The author examines these three racial categories in respect to four geographical regions. The Northern platform, or Holarctic region, is where the “highly civilized people reside” the Caucasians and Mongolians. Waterman envisions the other three regions as great peninsulas “raying off from the (Northern) platform along three lines of disturbance in the earth’s crust.” These Peninsulas are called South America, Southern Africa and Australasia. All are separated by huge bodies of water while remaining, in some form, a connection to the Northern platform. These peninsulas are inhabited by less uncivilized people, especially Negroes.

Waterman also believes that Negroes were the first group to people the earth and they, in fact, inhabited all the globe’s areas except the Americas, which was, at that time, covered with ice. The author concludes Negroes must be inferior to Caucasians and Mongolians since, today, they have been pushed out of their original habitat – especially the central “Holartic region” – and into less favorable areas such as Africa. Noting the tendency of superior forms of animal life to drive inferior forms into extinction, Waterman suggests “we ought to save out a few good Negro types before he become extinct.”
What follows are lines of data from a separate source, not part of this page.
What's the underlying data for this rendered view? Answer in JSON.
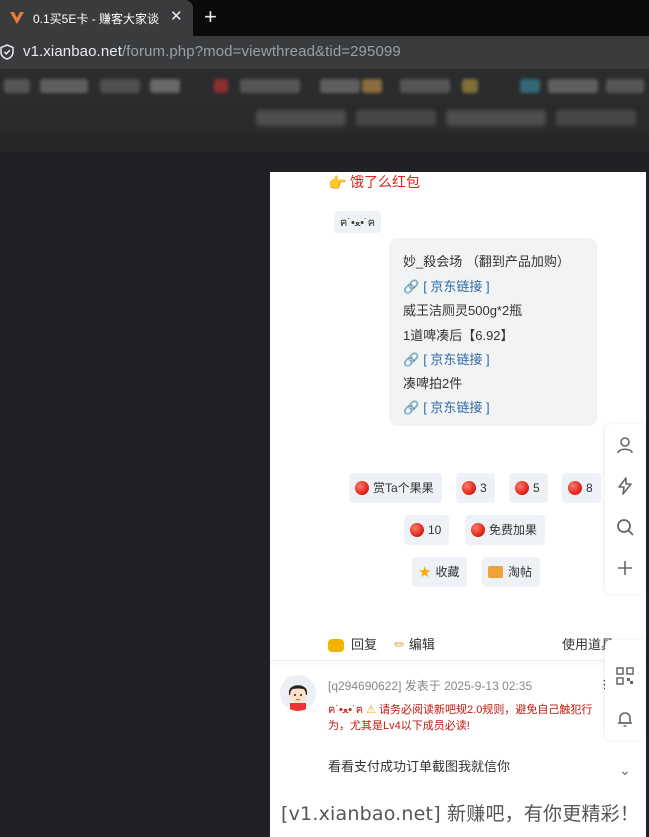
{
  "browser": {
    "tab_title": "0.1买5E卡 - 赚客大家谈",
    "tab_close": "✕",
    "new_tab": "+",
    "url_domain": "v1.xianbao.net",
    "url_path": "/forum.php?mod=viewthread&tid=295099"
  },
  "post": {
    "red_packet_link": "饿了么红包",
    "kaomoji": "ฅ˙•ﻌ•˙ฅ",
    "quote": {
      "line1": "妙_殺会场 （翻到产品加购）",
      "link_label": "[ 京东链接 ]",
      "line2": "威王洁厕灵500g*2瓶",
      "line3": "1道啤凑后【6.92】",
      "line4": "凑啤拍2件"
    },
    "buttons": {
      "reward": "赏Ta个果果",
      "apple3": "3",
      "apple5": "5",
      "apple8": "8",
      "apple10": "10",
      "free_add": "免费加果",
      "favorite": "收藏",
      "tao_post": "淘帖"
    },
    "actions": {
      "reply": "回复",
      "edit": "编辑",
      "tools": "使用道具"
    }
  },
  "reply_post": {
    "user": "[q294690622]",
    "meta": " 发表于 2025-9-13 02:35",
    "top_mark": "扌",
    "notice_kaomoji": "ฅ˙•ﻌ•˙ฅ",
    "notice": "请务必阅读新吧规2.0规则，避免自己触犯行为，尤其是Lv4以下成员必读!",
    "body": "看看支付成功订单截图我就信你"
  },
  "watermark": "[v1.xianbao.net] 新赚吧，有你更精彩！",
  "colors": {
    "link": "#2f6aa8",
    "red": "#e2231a",
    "notice": "#c0180c"
  }
}
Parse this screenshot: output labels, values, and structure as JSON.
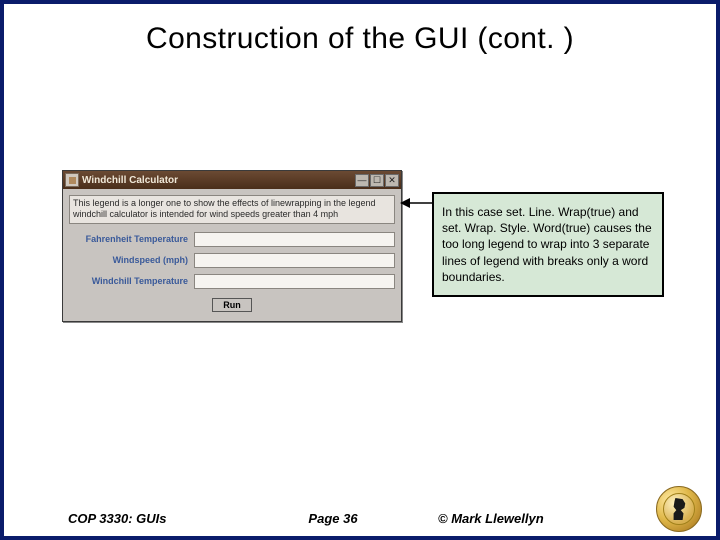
{
  "title": "Construction of the GUI (cont. )",
  "window": {
    "title": "Windchill Calculator",
    "legend": "This legend is a longer one to show the effects of linewrapping in the legend windchill calculator is intended for wind speeds greater than 4 mph",
    "fields": {
      "f1_label": "Fahrenheit Temperature",
      "f2_label": "Windspeed (mph)",
      "f3_label": "Windchill Temperature"
    },
    "run_label": "Run"
  },
  "callout": "In this case set. Line. Wrap(true) and set. Wrap. Style. Word(true) causes the too long legend to wrap into 3 separate lines of legend with breaks only a word boundaries.",
  "footer": {
    "left": "COP 3330:  GUIs",
    "mid": "Page 36",
    "right": "© Mark Llewellyn"
  }
}
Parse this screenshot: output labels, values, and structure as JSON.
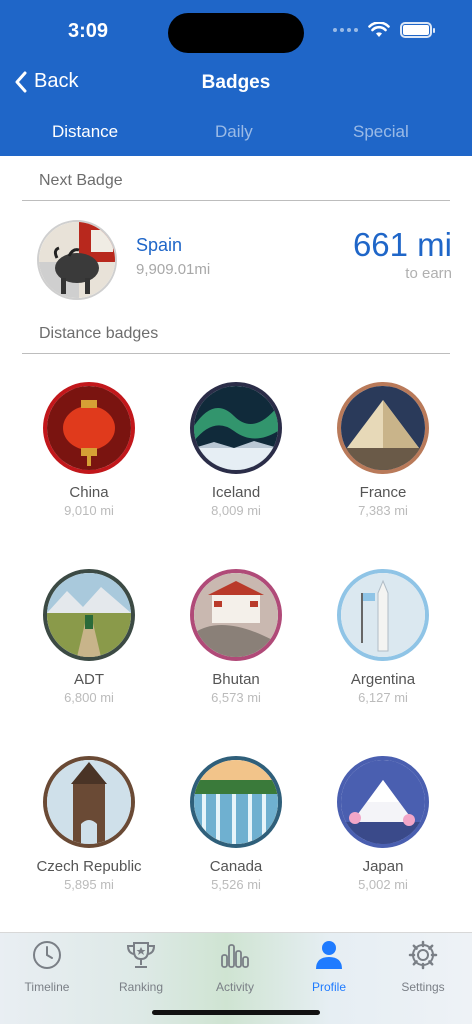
{
  "status_bar": {
    "time": "3:09"
  },
  "nav": {
    "back_label": "Back",
    "title": "Badges"
  },
  "tabs": [
    {
      "label": "Distance",
      "active": true
    },
    {
      "label": "Daily",
      "active": false
    },
    {
      "label": "Special",
      "active": false
    }
  ],
  "next_badge": {
    "section_title": "Next Badge",
    "name": "Spain",
    "distance": "9,909.01mi",
    "remaining": "661 mi",
    "remaining_caption": "to earn"
  },
  "distance_badges": {
    "section_title": "Distance badges",
    "items": [
      {
        "name": "China",
        "distance": "9,010 mi",
        "ring": "#c2171b"
      },
      {
        "name": "Iceland",
        "distance": "8,009 mi",
        "ring": "#2b2d48"
      },
      {
        "name": "France",
        "distance": "7,383 mi",
        "ring": "#b97a5a"
      },
      {
        "name": "ADT",
        "distance": "6,800 mi",
        "ring": "#3c4a44"
      },
      {
        "name": "Bhutan",
        "distance": "6,573 mi",
        "ring": "#b04a78"
      },
      {
        "name": "Argentina",
        "distance": "6,127 mi",
        "ring": "#8fc4e6"
      },
      {
        "name": "Czech Republic",
        "distance": "5,895 mi",
        "ring": "#6a4a35"
      },
      {
        "name": "Canada",
        "distance": "5,526 mi",
        "ring": "#2f5f7a"
      },
      {
        "name": "Japan",
        "distance": "5,002 mi",
        "ring": "#4a5fb0"
      }
    ]
  },
  "tabbar": [
    {
      "label": "Timeline",
      "icon": "clock-icon",
      "active": false
    },
    {
      "label": "Ranking",
      "icon": "trophy-icon",
      "active": false
    },
    {
      "label": "Activity",
      "icon": "bar-chart-icon",
      "active": false
    },
    {
      "label": "Profile",
      "icon": "person-icon",
      "active": true
    },
    {
      "label": "Settings",
      "icon": "gear-icon",
      "active": false
    }
  ],
  "colors": {
    "accent": "#1f66c8",
    "active_tab": "#1f7bff"
  }
}
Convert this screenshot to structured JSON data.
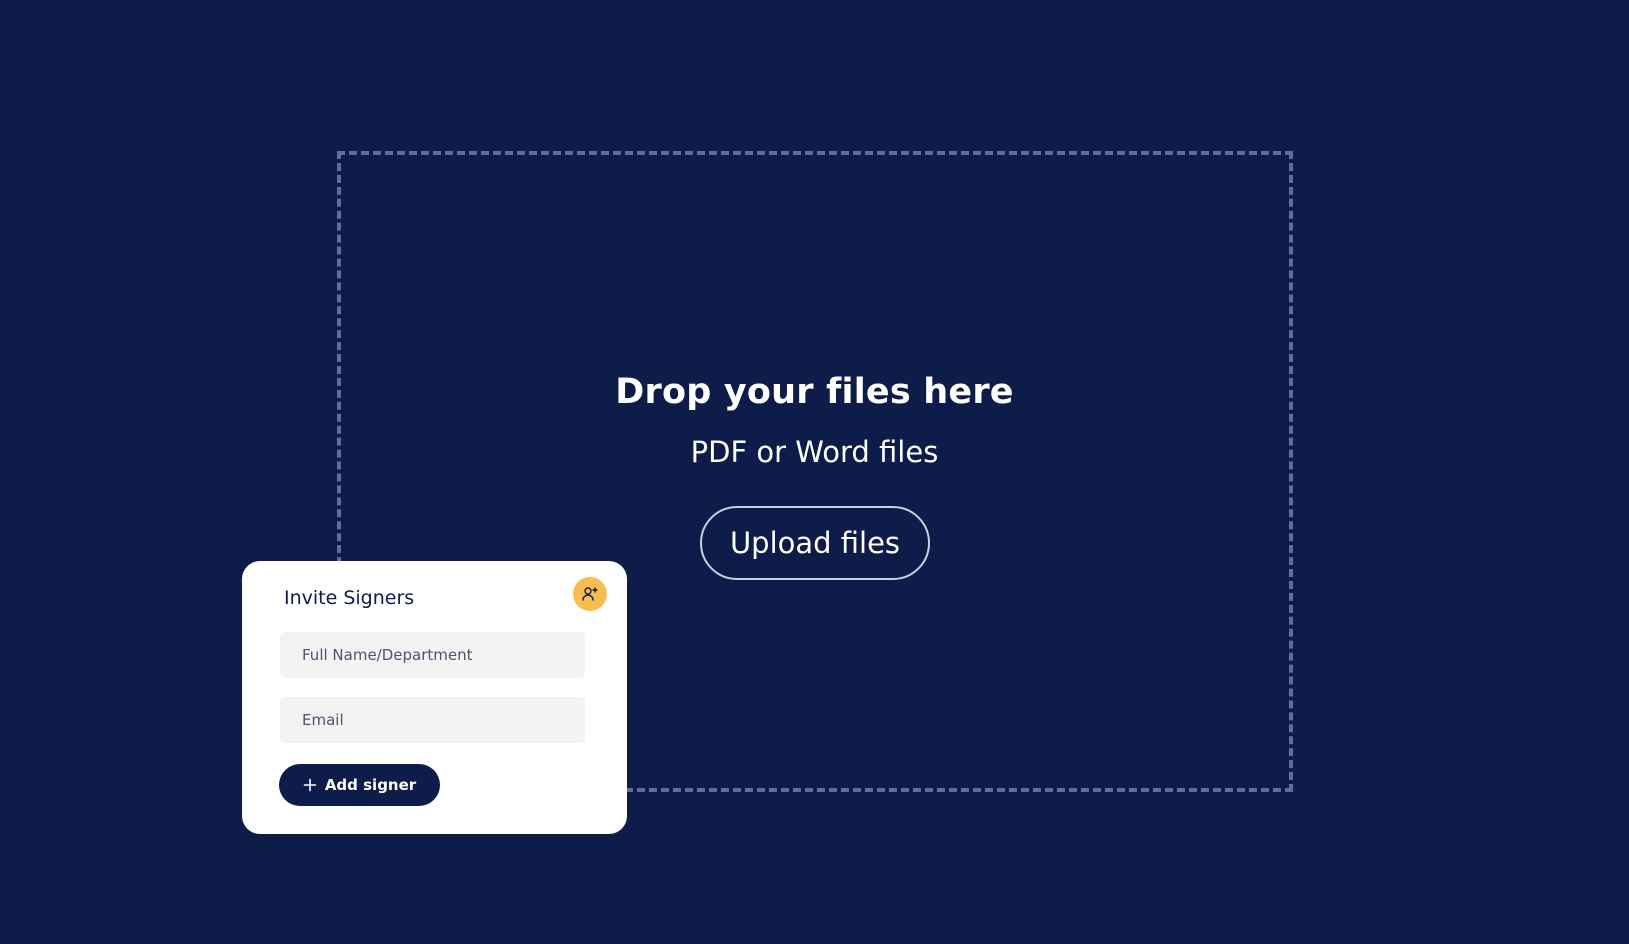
{
  "dropzone": {
    "title": "Drop your files here",
    "subtitle": "PDF or Word files",
    "upload_label": "Upload files"
  },
  "invite_card": {
    "title": "Invite Signers",
    "avatar_icon": "add-user-icon",
    "name_placeholder": "Full Name/Department",
    "email_placeholder": "Email",
    "add_label": "Add signer",
    "add_icon": "plus-icon"
  },
  "colors": {
    "background": "#0e1c4a",
    "dashed_border": "#5e6d9e",
    "accent": "#f7bd4f",
    "card": "#ffffff",
    "field": "#f3f3f3"
  }
}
THERESA ARONSSON Hawaii Pacific University (Rob Borofsky)

Waterman, T.T. The Subdivisions of the Human Race and their Distribution. 1924 American Anthropologist. Vol 26: 474-490.

This article provides an explanation for the division of the human population into three main racial categories: Mongolian, Caucasian, and Negro, and describes their global distribution as the result of historical evolution from a central polar landmass. He equates geographical location with human capacity, yet does not have sufficient data to prove his theories.

Waterman believes that in order to understand the distribution of man, we must first understand the shape of the earth. It is not “a ball”, but rather is a four sided, inverted pyramid. It can be viewed as “the platform of Holarctica [the northern polar region] with three peninsulas hitched to it” (p.476). The circumpolar (“top”) region extends to the thirtieth parallel, and includes the Gulf of Mexico, the Mediterranean, Persian Gulf, and alternating chains of mountains (the Rockies, Pyrenees, Alps, Atlas, Caucasus and Himalayas). This area is home to all of the “highly civilized peoples”, the Caucasians and Mongolians. The rest of the land is divided into peninsulas called South America, southern Africa and Australasia: the first two groups plus the Negroes inhabit these, with the latter restricted to specific areas. The reason why Negroes occupy only these southern areas is because the other stronger, aforementioned groups kicked them out of Europe. A contrasting theory from the current belief of Africans having evolved from Africa and migrated into Europe!

It is clear that the author shares the bias of many scientists in the 1920’s who searched for explanations for racial differences. The Mongolian groups are characterized as strong, patient, of vast ingenuity, but although the author describes them as “likeable”, or even “equal” to the Caucasians in some respects, the White people are the most successful, dominant group (p.487). Negroes, on the other hand, are the lowest forms of men: they were historically unable to defend themselves against other two groups thus had to migrate far away from the central platform. Although Waterman devotes one section to the “reasons for this distribution” of the Negro in the peripheral areas, he frequently admits that ‘he is not familiar enough” with the history of such areas to truly account for their mixed populations. Another section looks at the “mental position of the Negro”, but again Waterman lacks sufficient information in order to summarize their true capacities.

The author concludes that because Negroes are backwards and resistant towards advancement, they will vanish from the earth in due time. His final statement is “We ought to save out a few good Negro types before he becomes extinct” (p.490). This is a good indication that the author was trying to blame the geographical distribution and inequality of races on the groups themselves, thereby proving why Caucasian groups are superior to all others: it is because of their natural ability to dominate.

CHRISTINA ZAENKER University of British Columbia (John Barker)